* Task directions: Wherever a line in the records contains the word "ラベルを付与", return that line.

═══ Available data ═══

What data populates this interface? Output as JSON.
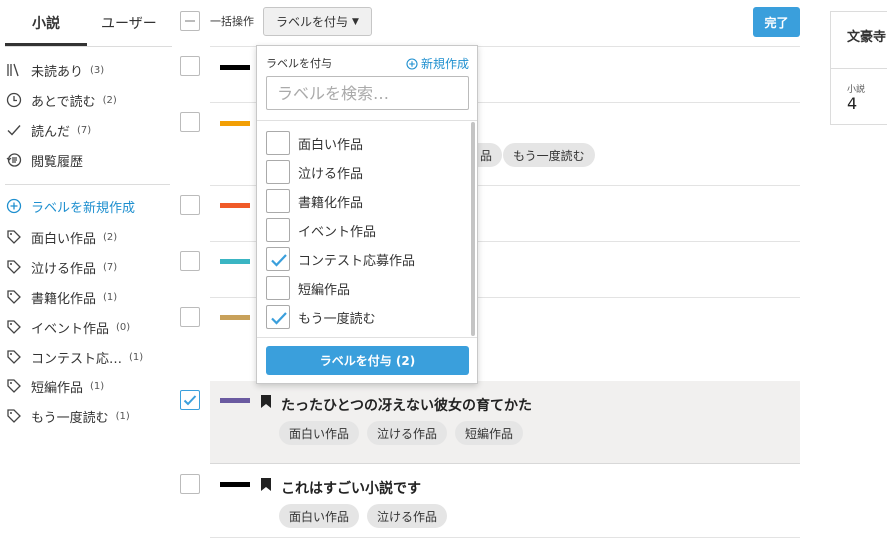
{
  "tabs": [
    {
      "label": "小説",
      "active": true
    },
    {
      "label": "ユーザー",
      "active": false
    }
  ],
  "sidebar": {
    "status_items": [
      {
        "icon": "bookshelf-icon",
        "label": "未読あり",
        "count": "(3)"
      },
      {
        "icon": "clock-icon",
        "label": "あとで読む",
        "count": "(2)"
      },
      {
        "icon": "check-icon",
        "label": "読んだ",
        "count": "(7)"
      },
      {
        "icon": "history-icon",
        "label": "閲覧履歴",
        "count": ""
      }
    ],
    "new_label": "ラベルを新規作成",
    "labels": [
      {
        "label": "面白い作品",
        "count": "(2)"
      },
      {
        "label": "泣ける作品",
        "count": "(7)"
      },
      {
        "label": "書籍化作品",
        "count": "(1)"
      },
      {
        "label": "イベント作品",
        "count": "(0)"
      },
      {
        "label": "コンテスト応…",
        "count": "(1)"
      },
      {
        "label": "短編作品",
        "count": "(1)"
      },
      {
        "label": "もう一度読む",
        "count": "(1)"
      }
    ]
  },
  "toolbar": {
    "bulk_label": "一括操作",
    "label_button": "ラベルを付与",
    "done_button": "完了"
  },
  "dropdown": {
    "title": "ラベルを付与",
    "new_label": "新規作成",
    "search_placeholder": "ラベルを検索…",
    "items": [
      {
        "label": "面白い作品",
        "checked": false
      },
      {
        "label": "泣ける作品",
        "checked": false
      },
      {
        "label": "書籍化作品",
        "checked": false
      },
      {
        "label": "イベント作品",
        "checked": false
      },
      {
        "label": "コンテスト応募作品",
        "checked": true
      },
      {
        "label": "短編作品",
        "checked": false
      },
      {
        "label": "もう一度読む",
        "checked": true
      }
    ],
    "apply_button": "ラベルを付与 (2)"
  },
  "novels": [
    {
      "color": "#000000",
      "title": "",
      "tags": [],
      "checked": false
    },
    {
      "color": "#f29f05",
      "title": "",
      "tags": [
        "品",
        "もう一度読む"
      ],
      "checked": false
    },
    {
      "color": "#f05a28",
      "title": "",
      "tags": [],
      "checked": false
    },
    {
      "color": "#3ab5c3",
      "title": "",
      "tags": [],
      "checked": false
    },
    {
      "color": "#c8a15a",
      "title": "",
      "tags": [],
      "checked": false
    },
    {
      "color": "#6a5aa0",
      "title": "たったひとつの冴えない彼女の育てかた",
      "tags": [
        "面白い作品",
        "泣ける作品",
        "短編作品"
      ],
      "checked": true
    },
    {
      "color": "#000000",
      "title": "これはすごい小説です",
      "tags": [
        "面白い作品",
        "泣ける作品"
      ],
      "checked": false
    }
  ],
  "author": {
    "name": "文豪寺",
    "stat_label": "小説",
    "stat_value": "4"
  },
  "colors": {
    "accent": "#3a9fdc",
    "link": "#1e8fcf",
    "selected_row_bg": "#f1f0ef"
  }
}
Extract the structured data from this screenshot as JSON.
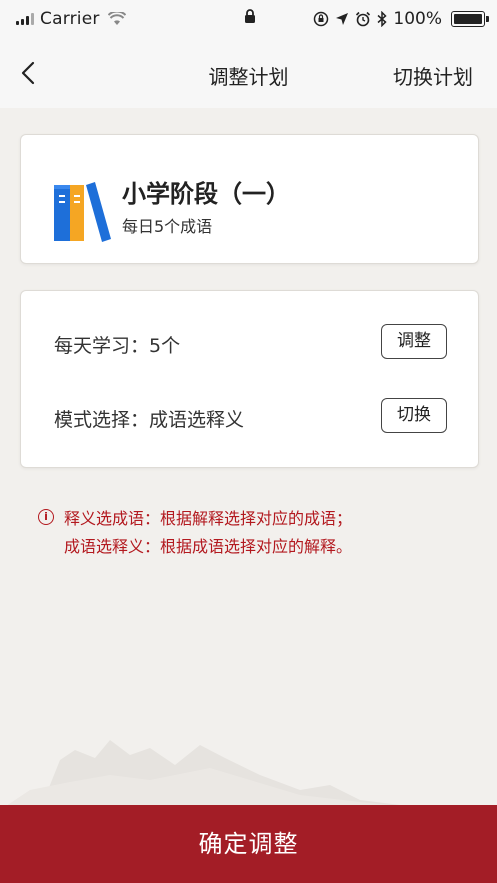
{
  "status_bar": {
    "carrier": "Carrier",
    "battery": "100%",
    "icons": [
      "signal-icon",
      "wifi-icon",
      "lock-icon",
      "orientation-lock-icon",
      "location-icon",
      "alarm-icon",
      "bluetooth-icon",
      "battery-icon"
    ]
  },
  "nav": {
    "back_icon": "chevron-left-icon",
    "title": "调整计划",
    "right_action": "切换计划"
  },
  "plan": {
    "icon": "books-icon",
    "title": "小学阶段（一）",
    "subtitle": "每日5个成语"
  },
  "settings": {
    "daily": {
      "label": "每天学习：5个",
      "button": "调整"
    },
    "mode": {
      "label": "模式选择：成语选释义",
      "button": "切换"
    }
  },
  "info": {
    "icon": "info-icon",
    "line1": "释义选成语：根据解释选择对应的成语；",
    "line2": "成语选释义：根据成语选择对应的解释。"
  },
  "confirm_button": "确定调整",
  "colors": {
    "accent": "#a31d26",
    "info_text": "#b3191f",
    "background": "#f2f0ed"
  }
}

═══

* Result for this task:
    "label_button": "ラベルを付与",
    "title": "ラベルを付与",
    "apply_button": "ラベルを付与 (2)"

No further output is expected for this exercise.